WASHINGTON, D.C., March 19, 2012 – In less than two weeks, clocks will strike Earth Hour as Americans switch off non-essential lights for one hour in celebration of the world's largest voluntary environmental action.
From New York City's Times Square to the Las Vegas Strip, and from the country's tallest building to Girl Scout Troop 1174, at 8:30 p.m. (local time) on Saturday, March 31 Earth Hour participants will raise awareness about the environmental impact we have on our planet.
In addition to the array of government entities, prominent companies, iconic landmarks, and even major league sports teams that are participating this year, World Wildlife Fund (WWF) is announcing two new opportunities for communities to go beyond the hour of darkness and be part of the world's environmental solution: the "I Will If You Will" campaign and the Earth Hour City Challenge.
As part of the "I Will If You Will" campaign, people are able to challenge others to show their support for the planet and pledge to take environmentally-responsible actions. Hosted on a custom-made YouTube digital platform, "I Will If You Will" challenges can be shared publically through popular social media networks, including Facebook, Twitter and Google+, thereby generating a virtual rallying call for a sustainable future.
"Our success in saving the planet depends on our ability to empower individuals to inspire their friends, colleagues, neighbors, and lawmakers to take environmentally sustainable actions now, and into the future," said WWF President and CEO Carter Roberts. "Earth Hour now offers more ways for millions of people to encourage positive action for the environment."
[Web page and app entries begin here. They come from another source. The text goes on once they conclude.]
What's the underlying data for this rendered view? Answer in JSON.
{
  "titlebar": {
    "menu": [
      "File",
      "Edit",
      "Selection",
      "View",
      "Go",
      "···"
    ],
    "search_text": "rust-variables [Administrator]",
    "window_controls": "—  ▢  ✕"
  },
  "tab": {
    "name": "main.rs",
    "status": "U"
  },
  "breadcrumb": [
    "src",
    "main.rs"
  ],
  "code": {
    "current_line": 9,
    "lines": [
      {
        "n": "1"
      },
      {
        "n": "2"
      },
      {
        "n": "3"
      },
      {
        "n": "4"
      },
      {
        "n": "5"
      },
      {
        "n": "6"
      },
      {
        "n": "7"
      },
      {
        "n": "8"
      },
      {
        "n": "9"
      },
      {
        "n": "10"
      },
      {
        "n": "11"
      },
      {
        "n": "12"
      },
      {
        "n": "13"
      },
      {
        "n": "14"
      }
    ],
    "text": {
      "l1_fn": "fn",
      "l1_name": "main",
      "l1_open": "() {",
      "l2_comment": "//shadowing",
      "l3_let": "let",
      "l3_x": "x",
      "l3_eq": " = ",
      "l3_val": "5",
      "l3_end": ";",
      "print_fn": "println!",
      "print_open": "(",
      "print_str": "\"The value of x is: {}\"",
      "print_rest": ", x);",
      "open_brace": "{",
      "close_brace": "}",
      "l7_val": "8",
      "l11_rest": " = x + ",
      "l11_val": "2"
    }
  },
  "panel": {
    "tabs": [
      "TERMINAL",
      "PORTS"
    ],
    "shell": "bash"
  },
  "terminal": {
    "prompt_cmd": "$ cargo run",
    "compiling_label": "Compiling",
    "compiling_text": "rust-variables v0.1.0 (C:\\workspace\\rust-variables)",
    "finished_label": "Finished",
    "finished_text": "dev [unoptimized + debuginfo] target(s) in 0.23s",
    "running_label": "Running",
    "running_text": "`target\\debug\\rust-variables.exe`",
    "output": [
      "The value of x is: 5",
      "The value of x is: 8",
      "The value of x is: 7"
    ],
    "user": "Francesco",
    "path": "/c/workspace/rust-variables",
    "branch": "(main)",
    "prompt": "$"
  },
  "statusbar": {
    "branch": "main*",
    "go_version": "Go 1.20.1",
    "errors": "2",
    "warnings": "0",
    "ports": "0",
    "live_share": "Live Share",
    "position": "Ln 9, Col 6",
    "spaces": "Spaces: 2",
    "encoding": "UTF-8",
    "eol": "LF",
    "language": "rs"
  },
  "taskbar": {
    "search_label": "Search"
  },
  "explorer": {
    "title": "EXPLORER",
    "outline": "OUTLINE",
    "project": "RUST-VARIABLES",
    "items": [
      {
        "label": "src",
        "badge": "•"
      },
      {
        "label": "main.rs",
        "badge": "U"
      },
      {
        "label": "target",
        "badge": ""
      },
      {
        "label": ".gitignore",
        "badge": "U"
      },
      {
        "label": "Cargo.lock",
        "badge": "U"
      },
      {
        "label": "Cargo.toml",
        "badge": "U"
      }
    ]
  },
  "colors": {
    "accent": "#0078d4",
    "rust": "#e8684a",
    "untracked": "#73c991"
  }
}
Around the globe, a diverse set of "I Will If You Will" challenges have already been issued. For example, Earth Hour Kids' ambassador Pocoyo will plant 50,000 trees if 100,000 people play his recycling game on EarthHour.org, and the President of Fiji, 70 year old Epeli Nailatikau, will walk 30 kilometers to raise awareness of climate issues if businesses, non-government organizations and government departments in his country take clear-cut actions that will benefit our environment.
The Earth Hour City Challenge is a new WWF initiative that encourages American cities to prepare for the costly impacts of climate-related extreme weather and reduce their carbon footprint. The public unveiling of this initiative will take place at an event on March 31 in Tucson, Arizona just before Earth Hour 2012.
Earth Hour is a global environmental initiative in partnership with WWF and Leo Burnett. Earth Hour began in one city in 2007 and by 2011 reached over 1.8 billion people in 135 countries across every continent, receiving reports as ‘the World's largest campaign for the planet'.
WWF is the world's leading conservation organization, working in 100 countries for nearly half a century. With the support of almost 5 million members worldwide, WWF is dedicated to delivering science-based solutions to preserve the diversity and abundance of life on Earth, halt the degradation of the environment and combat climate change. Visit www.worldwildlife.org to learn more.